Financial technology (fintech) has been among the most dynamic start-up arenas of recent years with ambitious new businesses continuing to muscle in on an increasingly broad array of banking sector services.
Their lack of scale and legacy infrastructure has given fintech start-ups a valuable degree of flexibility as they look to outcompete and outmanoeuvre much larger finance sector rivals when it comes to delivering increasingly mobile-based personal and business banking solutions.
Start-ups have also benefitted from having their activities not be so closely scrutinised and contained by regulators as is the case for the banking giants which have traditionally dominated the industry worldwide.
All of which has helped fintech firms to innovate with purpose and to find their own lucrative niches within the banking sector in response to emergent consumer demand. The result has been something of an explosion of fintech start-ups and they are now backed heavily by investors and to the tune of billions of dollars per year on a global basis.
Boom then bust?
The growth among fintech firms in recent years has been remarkable and there have been some very notable success stories but there are also some potential sources of concern. Topping that list of potential concerns has to be the issue of cyber security.
Fintech start-ups are now delivering services in the context of everything from international currency transfers to SME financing and from peer-to-peer mobile payments to digital currency solutions.
Clearly, cybersecurity issues are vitally important in each of these settings and while that point is not likely to be lost on fintech companies themselves there are still question marks over security standards in the sector.
The question is whether sufficient attention is being paid to security issues among start-ups and whether the risk to personal data in these scenarios is sufficiently scrutinised by relevant regulators.
How can you trust a fintech firm?
It is important to note that generalising can be dangerous or at least unhelpful when it comes to fintech firms. The reality is that some will be more focussed and proactive when it comes to tackling hacking and cybersecurity risks than others but, ultimately, only those which take their security seriously enough are likely to stand the test of time.
Also, in some ways, start-ups are actually better placed to ensure data security in the context of mobile banking and finance solutions than their large-scale counterparts. After all, legacy systems can be cumbersome and archaic and difficult to properly protect from targeted cyber attacks, as more than a few big banks have already found to their cost in recent years.

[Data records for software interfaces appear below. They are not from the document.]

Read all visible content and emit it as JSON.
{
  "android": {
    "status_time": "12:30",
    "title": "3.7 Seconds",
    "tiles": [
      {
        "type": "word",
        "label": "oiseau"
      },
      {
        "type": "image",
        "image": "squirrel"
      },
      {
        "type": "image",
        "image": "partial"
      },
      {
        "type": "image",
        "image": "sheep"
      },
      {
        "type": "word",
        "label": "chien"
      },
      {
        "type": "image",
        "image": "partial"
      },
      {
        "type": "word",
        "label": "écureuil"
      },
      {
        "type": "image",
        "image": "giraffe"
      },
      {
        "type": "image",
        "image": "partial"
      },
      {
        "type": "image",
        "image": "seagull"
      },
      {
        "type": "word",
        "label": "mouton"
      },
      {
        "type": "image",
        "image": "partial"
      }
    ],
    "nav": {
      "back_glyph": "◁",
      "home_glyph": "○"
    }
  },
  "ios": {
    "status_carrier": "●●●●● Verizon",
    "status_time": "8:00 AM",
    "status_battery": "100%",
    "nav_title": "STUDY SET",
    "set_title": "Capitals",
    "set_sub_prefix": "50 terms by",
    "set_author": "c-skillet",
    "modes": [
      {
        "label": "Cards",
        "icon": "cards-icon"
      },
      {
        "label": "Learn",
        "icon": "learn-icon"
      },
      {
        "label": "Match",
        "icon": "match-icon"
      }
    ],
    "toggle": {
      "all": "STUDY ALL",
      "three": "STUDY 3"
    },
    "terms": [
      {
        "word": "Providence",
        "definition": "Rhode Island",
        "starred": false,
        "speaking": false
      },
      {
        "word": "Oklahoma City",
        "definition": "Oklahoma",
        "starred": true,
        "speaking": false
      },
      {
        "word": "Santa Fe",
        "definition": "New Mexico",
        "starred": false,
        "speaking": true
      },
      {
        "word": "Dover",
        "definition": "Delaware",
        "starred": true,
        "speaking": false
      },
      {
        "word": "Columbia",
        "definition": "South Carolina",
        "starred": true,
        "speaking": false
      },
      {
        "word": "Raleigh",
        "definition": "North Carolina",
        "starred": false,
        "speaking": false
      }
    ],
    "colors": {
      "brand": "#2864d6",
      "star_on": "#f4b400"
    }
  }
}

On the other hand, the intensiveness of regulatory oversight within traditional banking settings means that big banks and established major finance institutions already take all issues around data security very seriously indeed and that can be a reassurance to clients and customers.
An ongoing challenge
Efforts to keep customer data safe will no doubt continue to be a high priority and an ongoing challenge to both banking giants and to fintech start-ups alike in the coming years. Indeed, who performs best in this respect might go a long way towards deciding who comes out on top in the increasingly competitive digitised realms of financial services and banking.